I’m thinking about the legacy of David Berman. That casual nineties indie-rock shagginess that I found so attractive on the surface masked some deep and careful craft. On a close listen, every line shines with quirky, personal humor and beauty.
I used to be fine using a metaphor I didn’t fully understand in a song lyric, just because it sounded right. No one really understands anything, I reasoned; who am I to say what this lyric does or does not mean? Perhaps meaning hides behind it, all the more powerful for being initially elusive. I am less and less willing to take this chance. I am more and more insistent that my music tell the truth. I am grappling with the fact that this might mean working slower and saying less.
I’m finding my way back to “pre-composition,” something I learned about in school and had to jettison for a while. I’m doing my own sort of planning and conceptualizing right now, waiting for things to click before the notes start to hit the page.
Here’s something I learned about in school that I haven’t yet managed to reclaim: editing. Particularly this idea from European composition of revising old pieces. Editing an old piece makes as much sense to me as proofreading old journal entries or photoshopping old pictures. This isn’t to say the music is simply autobiographical, but it does reflect what music meant to me at one specific moment—how I wanted it to be—perfect, in this way, as a record of aspiration and distance.
• Gone Walkabout
• Music as Drama
• Crossroads II
• 10 Best of 2014

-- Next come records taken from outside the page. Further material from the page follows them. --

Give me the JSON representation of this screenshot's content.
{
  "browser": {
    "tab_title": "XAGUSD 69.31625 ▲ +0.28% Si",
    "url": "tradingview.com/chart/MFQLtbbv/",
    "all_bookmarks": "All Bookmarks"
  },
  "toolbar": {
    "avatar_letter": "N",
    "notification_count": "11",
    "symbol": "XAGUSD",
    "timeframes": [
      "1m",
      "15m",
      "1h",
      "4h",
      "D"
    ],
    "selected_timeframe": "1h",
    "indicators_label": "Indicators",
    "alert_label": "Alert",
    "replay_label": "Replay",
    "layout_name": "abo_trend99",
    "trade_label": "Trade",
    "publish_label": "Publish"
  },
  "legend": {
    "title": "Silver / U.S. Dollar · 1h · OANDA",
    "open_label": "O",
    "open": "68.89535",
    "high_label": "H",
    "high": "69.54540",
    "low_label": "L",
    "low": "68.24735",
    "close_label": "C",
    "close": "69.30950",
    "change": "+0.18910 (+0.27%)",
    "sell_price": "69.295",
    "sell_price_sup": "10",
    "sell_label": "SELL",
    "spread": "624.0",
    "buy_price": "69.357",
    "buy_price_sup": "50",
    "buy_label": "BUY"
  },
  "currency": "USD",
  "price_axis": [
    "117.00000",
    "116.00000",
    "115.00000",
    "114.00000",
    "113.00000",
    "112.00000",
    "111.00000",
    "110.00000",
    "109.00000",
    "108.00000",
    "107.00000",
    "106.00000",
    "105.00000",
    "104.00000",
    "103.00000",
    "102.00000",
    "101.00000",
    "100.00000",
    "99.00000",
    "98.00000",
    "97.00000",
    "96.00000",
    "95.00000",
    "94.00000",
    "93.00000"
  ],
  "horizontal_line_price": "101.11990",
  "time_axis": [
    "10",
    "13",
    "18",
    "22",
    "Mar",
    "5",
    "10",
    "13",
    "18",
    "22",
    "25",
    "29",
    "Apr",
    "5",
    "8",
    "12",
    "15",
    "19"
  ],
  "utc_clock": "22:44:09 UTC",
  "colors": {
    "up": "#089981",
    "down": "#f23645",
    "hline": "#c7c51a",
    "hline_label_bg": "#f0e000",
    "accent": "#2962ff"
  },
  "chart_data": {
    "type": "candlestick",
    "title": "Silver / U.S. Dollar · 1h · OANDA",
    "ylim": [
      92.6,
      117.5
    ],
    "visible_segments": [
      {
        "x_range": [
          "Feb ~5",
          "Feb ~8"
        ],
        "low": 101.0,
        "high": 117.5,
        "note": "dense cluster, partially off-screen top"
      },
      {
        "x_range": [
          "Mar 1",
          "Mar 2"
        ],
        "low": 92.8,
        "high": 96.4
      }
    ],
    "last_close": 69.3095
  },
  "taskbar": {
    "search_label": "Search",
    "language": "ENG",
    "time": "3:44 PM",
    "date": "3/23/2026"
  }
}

• January: Wyoming and the Open
• February: New Mexico and the Holes
• Coming Up
• Notes on The Accounts
• Crossroad Blues